PROBLEM TO WORK ON
With the pictures omitted, write out the entries that follow exactly as they stand.

Extracted records
..........
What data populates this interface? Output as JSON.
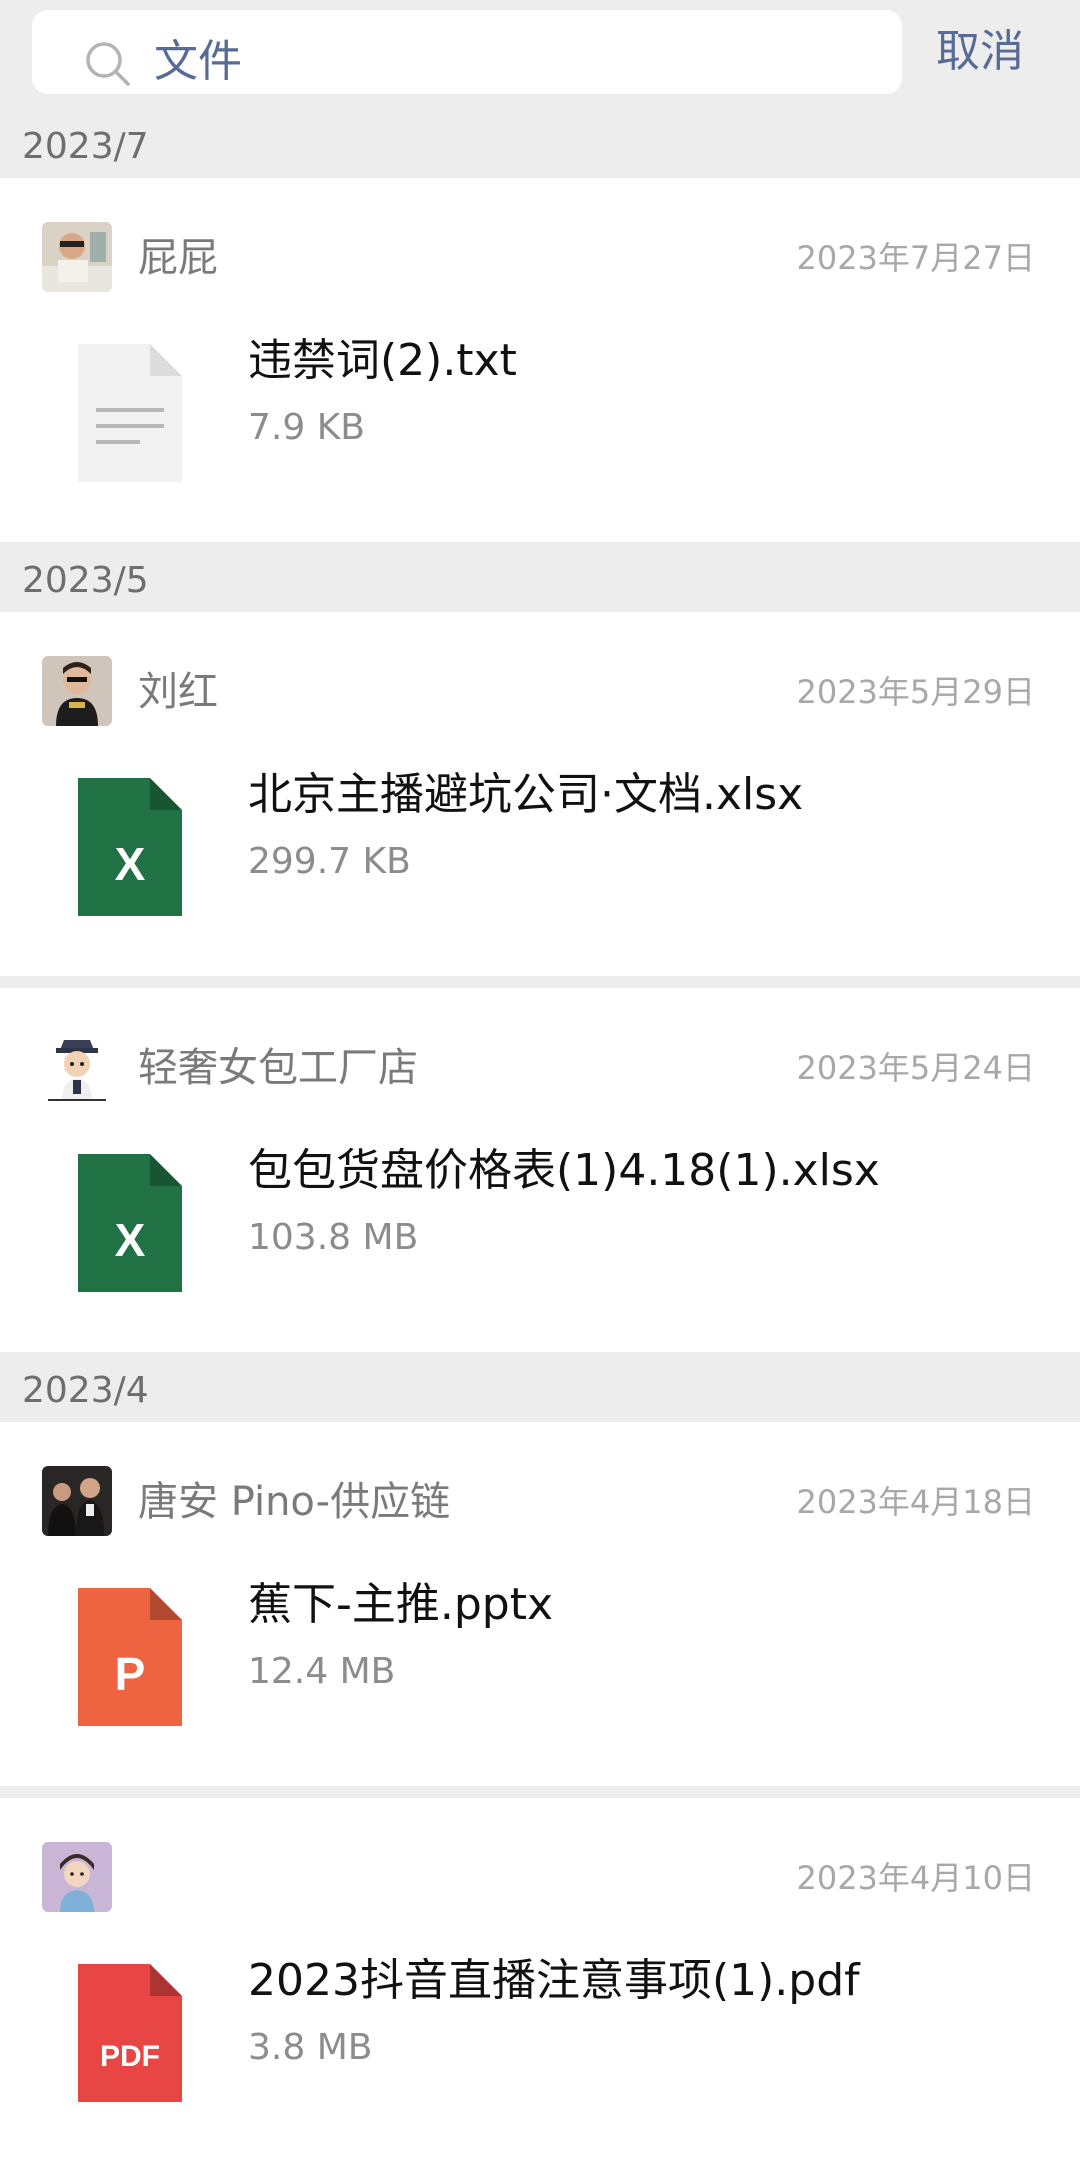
{
  "search": {
    "query": "文件",
    "cancel_label": "取消"
  },
  "groups": [
    {
      "header": "2023/7",
      "items": [
        {
          "sender": "屁屁",
          "date": "2023年7月27日",
          "file_name": "违禁词(2).txt",
          "file_size": "7.9 KB",
          "file_type": "txt",
          "icon_label": ""
        }
      ]
    },
    {
      "header": "2023/5",
      "items": [
        {
          "sender": "刘红",
          "date": "2023年5月29日",
          "file_name": "北京主播避坑公司·文档.xlsx",
          "file_size": "299.7 KB",
          "file_type": "xlsx",
          "icon_label": "X"
        },
        {
          "sender": "轻奢女包工厂店",
          "date": "2023年5月24日",
          "file_name": "包包货盘价格表(1)4.18(1).xlsx",
          "file_size": "103.8 MB",
          "file_type": "xlsx",
          "icon_label": "X"
        }
      ]
    },
    {
      "header": "2023/4",
      "items": [
        {
          "sender": "唐安 Pino-供应链",
          "date": "2023年4月18日",
          "file_name": "蕉下-主推.pptx",
          "file_size": "12.4 MB",
          "file_type": "pptx",
          "icon_label": "P"
        },
        {
          "sender": "",
          "date": "2023年4月10日",
          "file_name": "2023抖音直播注意事项(1).pdf",
          "file_size": "3.8 MB",
          "file_type": "pdf",
          "icon_label": "PDF"
        }
      ]
    }
  ],
  "colors": {
    "accent": "#576b95",
    "xlsx": "#207245",
    "pptx": "#ee6340",
    "pdf": "#e84545",
    "txt": "#f2f2f2"
  }
}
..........
RESULT OF THIS EXERCISE
What data populates this interface? Output as JSON.
{
  "search": {
    "query": "文件",
    "cancel_label": "取消"
  },
  "groups": [
    {
      "header": "2023/7",
      "items": [
        {
          "sender": "屁屁",
          "date": "2023年7月27日",
          "file_name": "违禁词(2).txt",
          "file_size": "7.9 KB",
          "file_type": "txt",
          "icon_label": ""
        }
      ]
    },
    {
      "header": "2023/5",
      "items": [
        {
          "sender": "刘红",
          "date": "2023年5月29日",
          "file_name": "北京主播避坑公司·文档.xlsx",
          "file_size": "299.7 KB",
          "file_type": "xlsx",
          "icon_label": "X"
        },
        {
          "sender": "轻奢女包工厂店",
          "date": "2023年5月24日",
          "file_name": "包包货盘价格表(1)4.18(1).xlsx",
          "file_size": "103.8 MB",
          "file_type": "xlsx",
          "icon_label": "X"
        }
      ]
    },
    {
      "header": "2023/4",
      "items": [
        {
          "sender": "唐安 Pino-供应链",
          "date": "2023年4月18日",
          "file_name": "蕉下-主推.pptx",
          "file_size": "12.4 MB",
          "file_type": "pptx",
          "icon_label": "P"
        },
        {
          "sender": "",
          "date": "2023年4月10日",
          "file_name": "2023抖音直播注意事项(1).pdf",
          "file_size": "3.8 MB",
          "file_type": "pdf",
          "icon_label": "PDF"
        }
      ]
    }
  ],
  "colors": {
    "accent": "#576b95",
    "xlsx": "#207245",
    "pptx": "#ee6340",
    "pdf": "#e84545",
    "txt": "#f2f2f2"
  }
}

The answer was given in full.